WHO revising COVID-19 variant naming to avoid stigmatizing countries
The World Health Organization (WHO) announced changes to how it will label COVID-19 variants on Monday, saying the variants will be named using letters of the Greek alphabet instead of the place where they were first discovered.
The WHO declared that variants of interest and variants of concern will receive a designated Greek letter listed on its website.
Researchers will continue to use the scientific names for each variant, created by Pango and GISAID, because the names include helpful information on the strains.
Why the change: The naming system was developed after the WHO consulted experts from around the world following concerns that labeling the variants by their location of discovery is “stigmatizing” and “discriminatory.”
The international health organization predicts the new system “will be easier and more practical” for nonscientists to use.
“While they have their advantages, these scientific names can be difficult to say and recall, and are prone to misreporting,” the WHO said in a statement. “As a result, people often resort to calling variants by the places where they are detected, which is stigmatizing and discriminatory.”
“To avoid this and to simplify public communications, WHO encourages national authorities, media outlets and others to adopt these new labels,” the statement continued.
New names: The WHO identifies four “variants of concern,” including B.1.1.7, the variant first discovered in the United Kingdom, which will be called Alpha.

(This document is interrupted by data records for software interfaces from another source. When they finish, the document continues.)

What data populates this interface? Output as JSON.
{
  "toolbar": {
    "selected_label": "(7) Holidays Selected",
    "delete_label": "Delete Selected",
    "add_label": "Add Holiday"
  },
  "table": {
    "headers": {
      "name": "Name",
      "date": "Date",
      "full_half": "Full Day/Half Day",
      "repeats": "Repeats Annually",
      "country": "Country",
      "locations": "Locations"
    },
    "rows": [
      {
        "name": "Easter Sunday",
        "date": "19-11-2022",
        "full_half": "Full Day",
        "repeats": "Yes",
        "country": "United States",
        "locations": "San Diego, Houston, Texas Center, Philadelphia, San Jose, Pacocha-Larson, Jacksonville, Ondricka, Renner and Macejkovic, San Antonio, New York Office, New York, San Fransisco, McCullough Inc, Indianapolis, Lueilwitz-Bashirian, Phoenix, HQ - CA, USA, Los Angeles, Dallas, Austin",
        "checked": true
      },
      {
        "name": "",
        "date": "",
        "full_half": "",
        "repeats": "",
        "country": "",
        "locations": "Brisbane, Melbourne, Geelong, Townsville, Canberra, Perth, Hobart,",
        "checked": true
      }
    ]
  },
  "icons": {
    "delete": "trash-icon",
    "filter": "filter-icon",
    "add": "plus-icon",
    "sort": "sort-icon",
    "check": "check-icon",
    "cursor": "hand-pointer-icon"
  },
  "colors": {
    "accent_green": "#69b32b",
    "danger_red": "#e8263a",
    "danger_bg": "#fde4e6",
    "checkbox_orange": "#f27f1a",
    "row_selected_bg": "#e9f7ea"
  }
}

The B.1.351 variant first found in South Africa was labeled as Beta, the P.1 variant first discovered in Brazil became Gamma and the B.1.617.2 variant first detected in India is now Delta.
The World Health Organization has issued an emergency use listing for the COVID-19 vaccine made by Sinovac in adults aged 18 and over, the second such authorisation it has granted to a Chinese company.
In a statement Tuesday, the WHO said data submitted to its experts showed that two doses of the vaccine prevented people from getting symptoms of COVID-19 in about half of those who got the vaccine.
WHO said there were few older adults enrolled in the research, so it could not estimate how effective the vaccine was in people over age 60.
“Nevertheless, WHO is not recommending an upper age limit for the vaccine,” the agency said, adding that data collected from Sinovac’s use in other countries “suggest the vaccine is likely to have a protective effect in older persons.”
WHO’s authorisation means the vaccine can be bought by donors and other UN agencies for use in poorer countries, including in the WHO-backed initiative to distribute COVID-19 vaccines globally known as COVAX.
Last month, WHO gave the green light to the COVID-19 vaccine made by Sinopharm.
It has also licensed vaccines developed by Pfizer-BioNTech, Johnson & Johnson, Moderna Inc, and AstraZeneca.
The COVAX effort has been slowed considerably after its biggest supplier in India said it would not be able to provide any more vaccines until the end of the year.
To date, there is no confirmed deal for Sinovac doses with COVAX.
Ecuador Launches 100 Day Vaccination Plan
Ecuador this week launched a plan to vaccinate 9 million people against the novel coronavirus in 100 days, part of recently installed President Guillermo Lasso’s plan to revive the economy by battling the pandemic.
Lasso recognized that the country needed to acquire further doses from overseas in order to reach that goal, and said the government was in talks with Russia over the purchase of some 18 million doses of the Sputnik V vaccine.
“All of our logistical effort will be successful once we have vaccines,” Lasso said while presenting the plan. “It is urgent, and we depend on the provision of vaccines from abroad.”
Ecuador began its inoculation campaign in January, but former President Lenin Moreno’s administration advanced slowly due to logistical issues, allegations of nepotism in the allocation of shots, and frequent changes of top health officials.
Lasso, a conservative ex-banker who took office on May 24, said he had also asked the United Nations to speed up the delivery of vaccines under the COVAX initiative intended to supply shots to poor countries. The World Health Organization, part of the U.N. system, oversees the program.
The South American country’s rollout will use more than 300 spaces that had been equipped to serve as election centers in the recent April vote. The government will deploy mobile vaccination brigades to hard-to-reach rural areas, including the communities of the Amazon region.
Ecuador, with a population of 17.5 million, has reported some 427,690 coronavirus cases and more than 20,620 deaths between confirmed and likely cases.
June 2 (GMT)